Love is patient, love is kind. It does not envy, it does not boast, it is not proud. It does not dishonour others, it is not self-seeking, it is not easily angered, it keeps no record of wrongs. Love does not delight in evil but rejoices with the truth. It always protects, always trusts, always hopes, always perseveres. 1 Corinthians 13:4-7

The Really Good News

In my previous post ‘Grace is Outrageous’ I made it fairly clear that I believe in ἀποκατάστασις πάντων (apokatastasis panton), meaning the restoration of everything and everyone (derived from Acts 3:21, but implied in lots of other places too).

Heaven must receive him until the time comes for God to restore everything, as he promised long ago through his holy prophets. Acts 3:21

When I say that this is what I believe, I encounter a number of objections, but one in particular crops up most frequently.
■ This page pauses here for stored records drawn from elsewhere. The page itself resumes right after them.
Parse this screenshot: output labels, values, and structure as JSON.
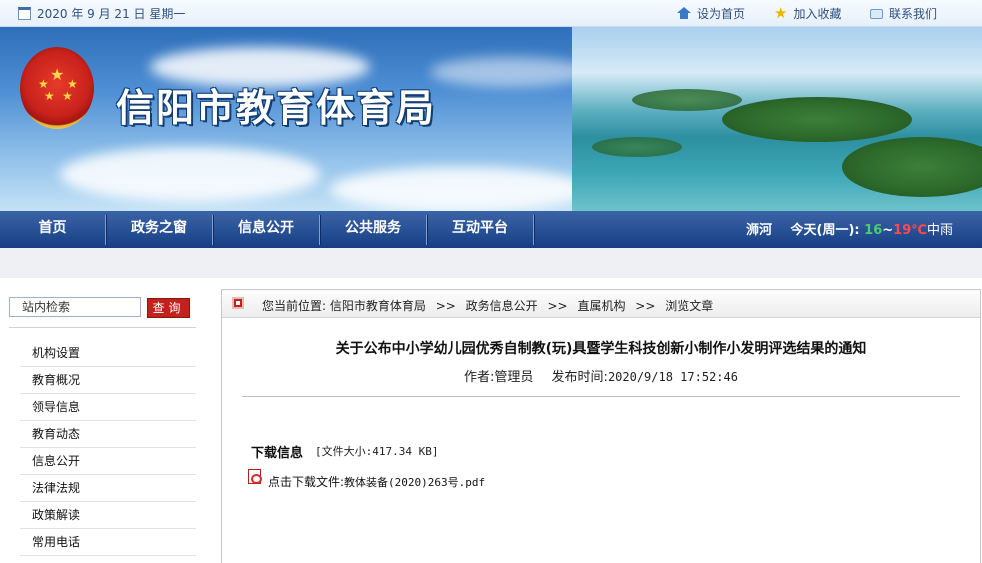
{
  "topbar": {
    "date": "2020 年 9 月 21 日 星期一",
    "set_home": "设为首页",
    "add_favorite": "加入收藏",
    "contact_us": "联系我们"
  },
  "banner": {
    "site_title": "信阳市教育体育局"
  },
  "nav": {
    "items": [
      "首页",
      "政务之窗",
      "信息公开",
      "公共服务",
      "互动平台"
    ],
    "weather": {
      "city": "浉河",
      "today": "今天(周一):",
      "low": "16",
      "separator": "~",
      "high": "19℃",
      "condition": "中雨",
      "low_color": "#49d06a",
      "high_color": "#ff4b4b"
    }
  },
  "sidebar": {
    "search_placeholder": "站内检索",
    "search_button": "查询",
    "menu": [
      "机构设置",
      "教育概况",
      "领导信息",
      "教育动态",
      "信息公开",
      "法律法规",
      "政策解读",
      "常用电话"
    ]
  },
  "breadcrumb": {
    "prefix": "您当前位置:",
    "items": [
      "信阳市教育体育局",
      "政务信息公开",
      "直属机构",
      "浏览文章"
    ],
    "separator": ">>"
  },
  "article": {
    "title": "关于公布中小学幼儿园优秀自制教(玩)具暨学生科技创新小制作小发明评选结果的通知",
    "author_label": "作者:",
    "author": "管理员",
    "published_label": "发布时间:",
    "published": "2020/9/18 17:52:46"
  },
  "download": {
    "label": "下载信息",
    "size": "[文件大小:417.34 KB]",
    "link_prefix": "点击下载文件:",
    "file_name": "教体装备(2020)263号.pdf"
  },
  "icons": {
    "date": "calendar-icon",
    "home": "home-icon",
    "favorite": "star-icon",
    "contact": "contact-icon",
    "breadcrumb": "location-icon",
    "file": "pdf-icon"
  },
  "colors": {
    "nav_bg": "#173e84",
    "search_button": "#c1231c"
  }
}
It is usually expressed something like this:

“If everyone is saved anyway, then there was no point in Jesus dying on the cross.”

I’m sorry, but I completely fail to see the logic behind that argument.

God’s stated aim is that everyone be saved.

God ourSaviour, who wants all people to be saved and to come to a knowledge of the truth. 1 Timothy 2:3-4

I suggest that, if Jesus’ life and death saves anything less than everyone and everything, His incarnation is a pointless failure and God is a serial liar…

Grace is Outrageous!

We can’t cope with grace. We find it offensive. It seems unfair to us. We want rules; we want obedience to the rules to bring reward; we want disobedience to bring punishment. To us, that’s ‘fair’ and how, in our transactional mindset, we feel that the world should work…

It’s the way we try to make the world work - with our ideas of working for a living; being paid for what we do - and in the words of the Lord High Executioner’s song from Gilbert & Sullivan’s ‘Mikado’:

My object all sublime
I shall achieve in time -
To let the punishment fit the crime…

Indeed, most of our theology is set up this way - those who are ‘good Christians’ - those who ‘accept the Lord Jesus Christ as their personal Lord and Saviour’ and who then lead squeaky-clean lives of service to the church - ‘go to heaven’ whilst all the rest ‘go to hell’. This seems natural and right to us.

And then we come across scriptures we can’t deal with. The parable of the workers in the vineyard, where everyone receives the same wage, regardless of whether they worked all day or just for an hour at the end of the day, is bad enough, but then we get to things like this:

Copyright Phil Hendry, 2022